RECORDS PROVIDED =>
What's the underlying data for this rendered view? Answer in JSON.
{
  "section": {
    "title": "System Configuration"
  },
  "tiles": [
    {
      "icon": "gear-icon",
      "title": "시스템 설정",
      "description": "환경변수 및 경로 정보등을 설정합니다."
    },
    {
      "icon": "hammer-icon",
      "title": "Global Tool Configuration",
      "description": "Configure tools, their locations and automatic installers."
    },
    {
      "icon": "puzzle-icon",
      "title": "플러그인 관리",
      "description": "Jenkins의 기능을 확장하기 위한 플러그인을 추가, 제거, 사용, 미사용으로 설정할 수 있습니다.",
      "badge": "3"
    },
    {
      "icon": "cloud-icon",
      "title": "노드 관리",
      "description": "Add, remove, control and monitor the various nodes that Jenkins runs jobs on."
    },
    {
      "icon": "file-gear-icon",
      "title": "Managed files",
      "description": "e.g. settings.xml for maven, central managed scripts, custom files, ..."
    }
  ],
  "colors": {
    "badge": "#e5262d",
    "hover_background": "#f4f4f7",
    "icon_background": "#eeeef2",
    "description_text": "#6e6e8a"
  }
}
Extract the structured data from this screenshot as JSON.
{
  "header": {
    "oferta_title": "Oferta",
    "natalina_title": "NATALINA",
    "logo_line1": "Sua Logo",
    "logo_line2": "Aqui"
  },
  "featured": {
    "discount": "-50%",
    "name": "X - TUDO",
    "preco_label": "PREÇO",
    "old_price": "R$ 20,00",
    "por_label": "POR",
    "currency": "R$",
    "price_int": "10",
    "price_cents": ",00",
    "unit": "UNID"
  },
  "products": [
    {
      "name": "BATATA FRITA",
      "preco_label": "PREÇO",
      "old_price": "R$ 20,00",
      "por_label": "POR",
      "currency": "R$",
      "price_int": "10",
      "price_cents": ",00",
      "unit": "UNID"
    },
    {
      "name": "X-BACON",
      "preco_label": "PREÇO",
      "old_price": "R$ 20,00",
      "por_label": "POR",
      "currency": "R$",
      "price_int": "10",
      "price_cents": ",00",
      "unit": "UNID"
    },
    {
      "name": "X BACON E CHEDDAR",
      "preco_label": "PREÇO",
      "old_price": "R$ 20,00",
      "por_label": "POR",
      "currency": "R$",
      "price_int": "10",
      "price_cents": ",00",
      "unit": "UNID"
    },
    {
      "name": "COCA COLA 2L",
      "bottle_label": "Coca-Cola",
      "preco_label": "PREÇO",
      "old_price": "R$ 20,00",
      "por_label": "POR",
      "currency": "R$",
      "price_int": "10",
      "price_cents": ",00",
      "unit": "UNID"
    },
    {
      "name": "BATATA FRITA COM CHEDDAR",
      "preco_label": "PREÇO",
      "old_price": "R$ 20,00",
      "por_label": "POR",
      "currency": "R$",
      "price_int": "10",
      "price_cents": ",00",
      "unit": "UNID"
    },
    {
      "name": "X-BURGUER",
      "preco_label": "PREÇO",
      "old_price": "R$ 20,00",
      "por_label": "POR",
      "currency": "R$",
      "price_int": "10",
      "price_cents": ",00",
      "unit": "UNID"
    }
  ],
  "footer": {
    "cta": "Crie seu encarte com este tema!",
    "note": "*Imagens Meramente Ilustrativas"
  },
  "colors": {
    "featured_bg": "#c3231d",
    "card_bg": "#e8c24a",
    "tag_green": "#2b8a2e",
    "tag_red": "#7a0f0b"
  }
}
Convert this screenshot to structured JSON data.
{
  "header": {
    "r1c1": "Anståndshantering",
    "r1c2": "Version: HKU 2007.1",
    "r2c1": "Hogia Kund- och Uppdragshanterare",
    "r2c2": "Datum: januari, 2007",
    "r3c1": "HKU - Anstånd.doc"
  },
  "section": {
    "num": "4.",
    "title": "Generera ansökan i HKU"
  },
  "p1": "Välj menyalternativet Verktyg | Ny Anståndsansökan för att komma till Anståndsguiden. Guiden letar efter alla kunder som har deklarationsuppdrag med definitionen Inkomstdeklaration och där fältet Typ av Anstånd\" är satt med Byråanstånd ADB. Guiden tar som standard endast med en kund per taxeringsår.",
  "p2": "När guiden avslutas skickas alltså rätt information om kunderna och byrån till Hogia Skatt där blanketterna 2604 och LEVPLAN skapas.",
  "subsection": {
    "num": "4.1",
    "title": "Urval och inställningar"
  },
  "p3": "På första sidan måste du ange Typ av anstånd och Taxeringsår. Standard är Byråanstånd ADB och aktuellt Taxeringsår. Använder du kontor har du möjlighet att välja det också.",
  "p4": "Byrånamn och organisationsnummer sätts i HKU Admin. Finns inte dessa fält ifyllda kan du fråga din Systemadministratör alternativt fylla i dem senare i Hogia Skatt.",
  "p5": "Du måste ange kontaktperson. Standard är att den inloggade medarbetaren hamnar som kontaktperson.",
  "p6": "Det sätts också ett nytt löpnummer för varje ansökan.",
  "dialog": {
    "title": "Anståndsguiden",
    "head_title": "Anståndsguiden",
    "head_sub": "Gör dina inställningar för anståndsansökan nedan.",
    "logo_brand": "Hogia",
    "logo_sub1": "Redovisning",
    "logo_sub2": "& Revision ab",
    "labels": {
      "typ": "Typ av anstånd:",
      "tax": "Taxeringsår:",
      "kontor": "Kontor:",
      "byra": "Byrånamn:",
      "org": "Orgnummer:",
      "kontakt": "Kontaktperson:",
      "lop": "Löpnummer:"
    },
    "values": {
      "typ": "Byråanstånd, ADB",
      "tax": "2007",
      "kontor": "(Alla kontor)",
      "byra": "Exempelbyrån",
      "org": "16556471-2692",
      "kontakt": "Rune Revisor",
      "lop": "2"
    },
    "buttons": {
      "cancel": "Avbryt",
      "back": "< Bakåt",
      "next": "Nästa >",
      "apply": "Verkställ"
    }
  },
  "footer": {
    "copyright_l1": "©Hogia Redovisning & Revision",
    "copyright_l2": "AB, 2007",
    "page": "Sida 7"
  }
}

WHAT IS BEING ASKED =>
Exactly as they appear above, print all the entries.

SOLUTION FOR THIS EXERCISE =>
What's the underlying data for this rendered view? Answer in JSON.
{
  "section": {
    "title": "System Configuration"
  },
  "tiles": [
    {
      "icon": "gear-icon",
      "title": "시스템 설정",
      "description": "환경변수 및 경로 정보등을 설정합니다."
    },
    {
      "icon": "hammer-icon",
      "title": "Global Tool Configuration",
      "description": "Configure tools, their locations and automatic installers."
    },
    {
      "icon": "puzzle-icon",
      "title": "플러그인 관리",
      "description": "Jenkins의 기능을 확장하기 위한 플러그인을 추가, 제거, 사용, 미사용으로 설정할 수 있습니다.",
      "badge": "3"
    },
    {
      "icon": "cloud-icon",
      "title": "노드 관리",
      "description": "Add, remove, control and monitor the various nodes that Jenkins runs jobs on."
    },
    {
      "icon": "file-gear-icon",
      "title": "Managed files",
      "description": "e.g. settings.xml for maven, central managed scripts, custom files, ..."
    }
  ],
  "colors": {
    "badge": "#e5262d",
    "hover_background": "#f4f4f7",
    "icon_background": "#eeeef2",
    "description_text": "#6e6e8a"
  }
}
Extract the structured data from this screenshot as JSON.
{
  "header": {
    "oferta_title": "Oferta",
    "natalina_title": "NATALINA",
    "logo_line1": "Sua Logo",
    "logo_line2": "Aqui"
  },
  "featured": {
    "discount": "-50%",
    "name": "X - TUDO",
    "preco_label": "PREÇO",
    "old_price": "R$ 20,00",
    "por_label": "POR",
    "currency": "R$",
    "price_int": "10",
    "price_cents": ",00",
    "unit": "UNID"
  },
  "products": [
    {
      "name": "BATATA FRITA",
      "preco_label": "PREÇO",
      "old_price": "R$ 20,00",
      "por_label": "POR",
      "currency": "R$",
      "price_int": "10",
      "price_cents": ",00",
      "unit": "UNID"
    },
    {
      "name": "X-BACON",
      "preco_label": "PREÇO",
      "old_price": "R$ 20,00",
      "por_label": "POR",
      "currency": "R$",
      "price_int": "10",
      "price_cents": ",00",
      "unit": "UNID"
    },
    {
      "name": "X BACON E CHEDDAR",
      "preco_label": "PREÇO",
      "old_price": "R$ 20,00",
      "por_label": "POR",
      "currency": "R$",
      "price_int": "10",
      "price_cents": ",00",
      "unit": "UNID"
    },
    {
      "name": "COCA COLA 2L",
      "bottle_label": "Coca-Cola",
      "preco_label": "PREÇO",
      "old_price": "R$ 20,00",
      "por_label": "POR",
      "currency": "R$",
      "price_int": "10",
      "price_cents": ",00",
      "unit": "UNID"
    },
    {
      "name": "BATATA FRITA COM CHEDDAR",
      "preco_label": "PREÇO",
      "old_price": "R$ 20,00",
      "por_label": "POR",
      "currency": "R$",
      "price_int": "10",
      "price_cents": ",00",
      "unit": "UNID"
    },
    {
      "name": "X-BURGUER",
      "preco_label": "PREÇO",
      "old_price": "R$ 20,00",
      "por_label": "POR",
      "currency": "R$",
      "price_int": "10",
      "price_cents": ",00",
      "unit": "UNID"
    }
  ],
  "footer": {
    "cta": "Crie seu encarte com este tema!",
    "note": "*Imagens Meramente Ilustrativas"
  },
  "colors": {
    "featured_bg": "#c3231d",
    "card_bg": "#e8c24a",
    "tag_green": "#2b8a2e",
    "tag_red": "#7a0f0b"
  }
}
Convert this screenshot to structured JSON data.
{
  "header": {
    "r1c1": "Anståndshantering",
    "r1c2": "Version: HKU 2007.1",
    "r2c1": "Hogia Kund- och Uppdragshanterare",
    "r2c2": "Datum: januari, 2007",
    "r3c1": "HKU - Anstånd.doc"
  },
  "section": {
    "num": "4.",
    "title": "Generera ansökan i HKU"
  },
  "p1": "Välj menyalternativet Verktyg | Ny Anståndsansökan för att komma till Anståndsguiden. Guiden letar efter alla kunder som har deklarationsuppdrag med definitionen Inkomstdeklaration och där fältet Typ av Anstånd\" är satt med Byråanstånd ADB. Guiden tar som standard endast med en kund per taxeringsår.",
  "p2": "När guiden avslutas skickas alltså rätt information om kunderna och byrån till Hogia Skatt där blanketterna 2604 och LEVPLAN skapas.",
  "subsection": {
    "num": "4.1",
    "title": "Urval och inställningar"
  },
  "p3": "På första sidan måste du ange Typ av anstånd och Taxeringsår. Standard är Byråanstånd ADB och aktuellt Taxeringsår. Använder du kontor har du möjlighet att välja det också.",
  "p4": "Byrånamn och organisationsnummer sätts i HKU Admin. Finns inte dessa fält ifyllda kan du fråga din Systemadministratör alternativt fylla i dem senare i Hogia Skatt.",
  "p5": "Du måste ange kontaktperson. Standard är att den inloggade medarbetaren hamnar som kontaktperson.",
  "p6": "Det sätts också ett nytt löpnummer för varje ansökan.",
  "dialog": {
    "title": "Anståndsguiden",
    "head_title": "Anståndsguiden",
    "head_sub": "Gör dina inställningar för anståndsansökan nedan.",
    "logo_brand": "Hogia",
    "logo_sub1": "Redovisning",
    "logo_sub2": "& Revision ab",
    "labels": {
      "typ": "Typ av anstånd:",
      "tax": "Taxeringsår:",
      "kontor": "Kontor:",
      "byra": "Byrånamn:",
      "org": "Orgnummer:",
      "kontakt": "Kontaktperson:",
      "lop": "Löpnummer:"
    },
    "values": {
      "typ": "Byråanstånd, ADB",
      "tax": "2007",
      "kontor": "(Alla kontor)",
      "byra": "Exempelbyrån",
      "org": "16556471-2692",
      "kontakt": "Rune Revisor",
      "lop": "2"
    },
    "buttons": {
      "cancel": "Avbryt",
      "back": "< Bakåt",
      "next": "Nästa >",
      "apply": "Verkställ"
    }
  },
  "footer": {
    "copyright_l1": "©Hogia Redovisning & Revision",
    "copyright_l2": "AB, 2007",
    "page": "Sida 7"
  }
}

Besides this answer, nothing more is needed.